WR Malcolm Mitchell (knee)
DL Jabaal Sheard (knee)

PITTSBURGH STEELERS

QUESTIONABLE
TE Ladarius Green (concussion/illness)
LB James Harrison (shoulder/triceps)
RB Fitzgerald Toussaint (concussion)

NOT LISTED
RB Le'Veon Bell (not injury related)
K Chris Boswell (illness)
LB Anthony Chickillo (ankle)
S Sean Davis (shoulder)
C B.J. Finney (illness)
WR Darrius Heyward-Bay (illness)
DE Ricardo Mathews (ankle)
QB Zach Mettenberger (illness)
S Michael Mitchell (not injury related)
QB Ben Roethlisberger (not injury related)
LB Vince Williams (shoulder)

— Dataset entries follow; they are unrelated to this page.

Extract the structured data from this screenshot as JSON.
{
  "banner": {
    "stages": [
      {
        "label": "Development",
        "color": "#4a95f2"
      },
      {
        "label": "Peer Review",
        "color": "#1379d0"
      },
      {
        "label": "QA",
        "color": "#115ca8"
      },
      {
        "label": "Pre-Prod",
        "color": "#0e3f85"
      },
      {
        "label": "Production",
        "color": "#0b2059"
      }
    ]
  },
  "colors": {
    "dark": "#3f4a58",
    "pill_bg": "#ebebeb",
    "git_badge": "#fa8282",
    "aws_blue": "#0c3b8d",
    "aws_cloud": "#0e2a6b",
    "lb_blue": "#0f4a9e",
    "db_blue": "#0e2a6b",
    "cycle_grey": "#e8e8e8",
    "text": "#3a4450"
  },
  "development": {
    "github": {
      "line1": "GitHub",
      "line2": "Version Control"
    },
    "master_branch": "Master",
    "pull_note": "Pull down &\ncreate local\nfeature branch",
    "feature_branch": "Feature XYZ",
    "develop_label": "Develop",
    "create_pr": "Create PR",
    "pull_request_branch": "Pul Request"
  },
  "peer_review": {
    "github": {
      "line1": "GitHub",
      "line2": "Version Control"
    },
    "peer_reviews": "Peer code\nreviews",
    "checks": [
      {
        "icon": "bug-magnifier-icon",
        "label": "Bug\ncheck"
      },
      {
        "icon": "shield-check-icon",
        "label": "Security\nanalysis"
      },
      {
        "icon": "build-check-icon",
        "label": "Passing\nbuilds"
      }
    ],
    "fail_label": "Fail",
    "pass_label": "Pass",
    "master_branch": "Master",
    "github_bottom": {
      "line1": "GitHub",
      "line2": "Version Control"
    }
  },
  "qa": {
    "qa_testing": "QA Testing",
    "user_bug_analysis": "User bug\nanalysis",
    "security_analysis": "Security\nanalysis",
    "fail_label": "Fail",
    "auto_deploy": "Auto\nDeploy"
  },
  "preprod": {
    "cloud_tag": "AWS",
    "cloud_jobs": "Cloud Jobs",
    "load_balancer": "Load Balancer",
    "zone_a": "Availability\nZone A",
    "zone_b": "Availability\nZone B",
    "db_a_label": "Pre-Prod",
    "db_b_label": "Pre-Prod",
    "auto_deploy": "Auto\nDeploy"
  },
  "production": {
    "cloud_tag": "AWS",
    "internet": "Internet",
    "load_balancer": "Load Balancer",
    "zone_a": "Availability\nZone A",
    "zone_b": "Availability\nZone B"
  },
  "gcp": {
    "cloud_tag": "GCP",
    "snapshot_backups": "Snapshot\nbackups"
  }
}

Brady on Trump shout-out before inauguration: 'Let's talk about football'

Brady on Trump shout-out before inauguration: 'Let's talk about football'

FOXBORO -- It seems as though Tom Brady might wish Donald Trump would stop telling everyone that they're such good pals.

On Thursday night, the soon-to-be 45th president of the United States said that Brady was "feeling good" and that Brady called him to congratulate him on the eve of his inaguration. On Friday afternoon, Brady looked uncomfortable at the mention of Trump's name during a press conference at Gillette Stadium. 

When Brady was asked about Trump soon after the inauguration ceremony on Friday, he hesitated.

"I don't have much to say," said Brady.

Brady was then reminded that during a dinner for donors in Washington, D.C. on Thursday, Trump mentioned a recent phone call between them, when Brady expressed his support for the new president. 

"Umm," Brady said. "Did I call him . . ."

"He said you did," a reporter replied. 

"Oh," Brady said. "Let's talk about football."

In other words, as his coach would say, "We've got a big game."